What you have to do: Every entry should come back exactly as written, minus the pictures.

Dataset excerpts:
· · · · ·

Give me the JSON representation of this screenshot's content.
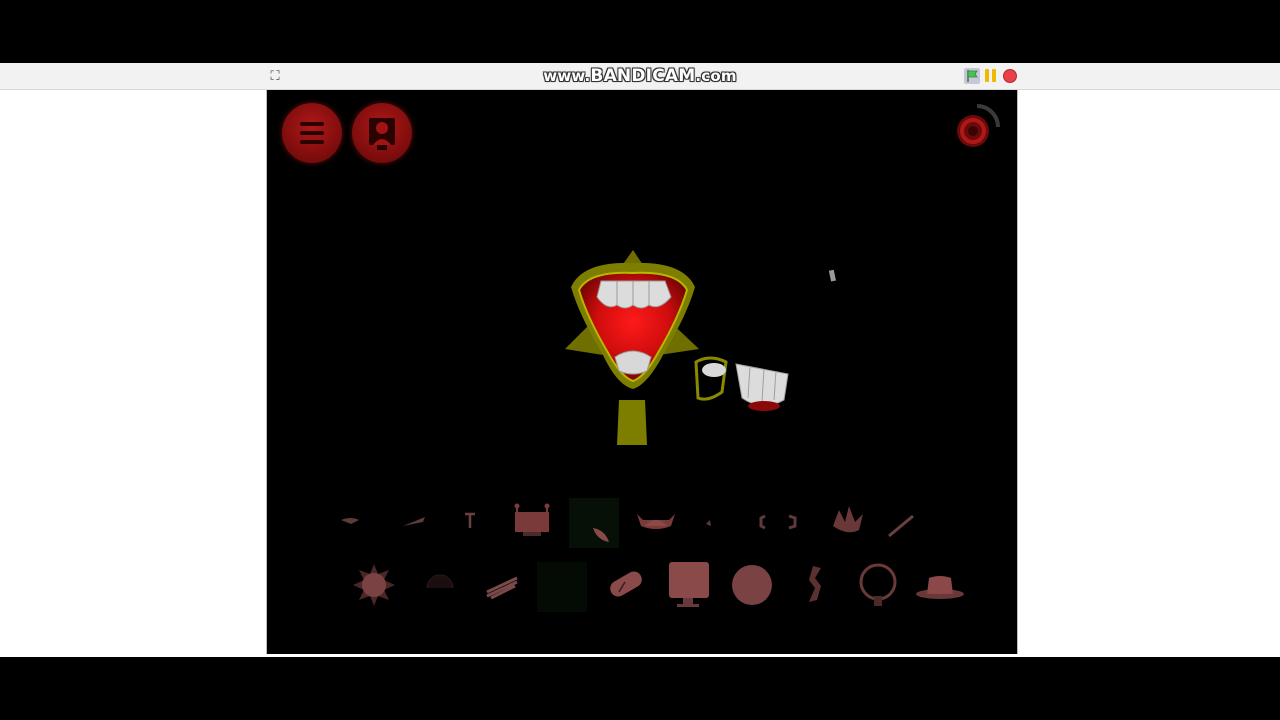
{
  "recorder": {
    "watermark_prefix": "www.",
    "watermark_brand": "BANDICAM",
    "watermark_suffix": ".com"
  },
  "player": {
    "fullscreen_glyph": "⛶",
    "controls": [
      "green-flag",
      "pause",
      "stop"
    ]
  },
  "colors": {
    "button_red": "#9c1414",
    "stage_bg": "#000000",
    "character_yellow": "#8a8a00",
    "mouth_red": "#e01010",
    "teeth": "#d8d8d8",
    "icon_tint": "#6e3b3b",
    "flag_green": "#4cbf56",
    "pause_yellow": "#f0b800",
    "stop_red": "#e8414a"
  },
  "hud": {
    "menu_icon": "hamburger-icon",
    "gallery_icon": "portrait-icon",
    "reset_icon": "reset-icon"
  },
  "toolbar": {
    "row1": [
      "small-wing-icon",
      "slash-icon",
      "antenna-icon",
      "crowned-box-icon",
      "leaf-icon",
      "horned-helmet-icon",
      "dot-icon",
      "bracket-pair-icon",
      "flame-icon",
      "stick-icon"
    ],
    "row2": [
      "spiky-ball-icon",
      "dark-orb-icon",
      "crossed-sticks-icon",
      "empty-slot-icon",
      "capsule-icon",
      "monitor-icon",
      "circle-icon",
      "hook-icon",
      "ring-icon",
      "hat-icon"
    ]
  }
}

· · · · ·

Answer for this exercise:
Give me the JSON representation of this screenshot's content.
{
  "recorder": {
    "watermark_prefix": "www.",
    "watermark_brand": "BANDICAM",
    "watermark_suffix": ".com"
  },
  "player": {
    "fullscreen_glyph": "⛶",
    "controls": [
      "green-flag",
      "pause",
      "stop"
    ]
  },
  "colors": {
    "button_red": "#9c1414",
    "stage_bg": "#000000",
    "character_yellow": "#8a8a00",
    "mouth_red": "#e01010",
    "teeth": "#d8d8d8",
    "icon_tint": "#6e3b3b",
    "flag_green": "#4cbf56",
    "pause_yellow": "#f0b800",
    "stop_red": "#e8414a"
  },
  "hud": {
    "menu_icon": "hamburger-icon",
    "gallery_icon": "portrait-icon",
    "reset_icon": "reset-icon"
  },
  "toolbar": {
    "row1": [
      "small-wing-icon",
      "slash-icon",
      "antenna-icon",
      "crowned-box-icon",
      "leaf-icon",
      "horned-helmet-icon",
      "dot-icon",
      "bracket-pair-icon",
      "flame-icon",
      "stick-icon"
    ],
    "row2": [
      "spiky-ball-icon",
      "dark-orb-icon",
      "crossed-sticks-icon",
      "empty-slot-icon",
      "capsule-icon",
      "monitor-icon",
      "circle-icon",
      "hook-icon",
      "ring-icon",
      "hat-icon"
    ]
  }
}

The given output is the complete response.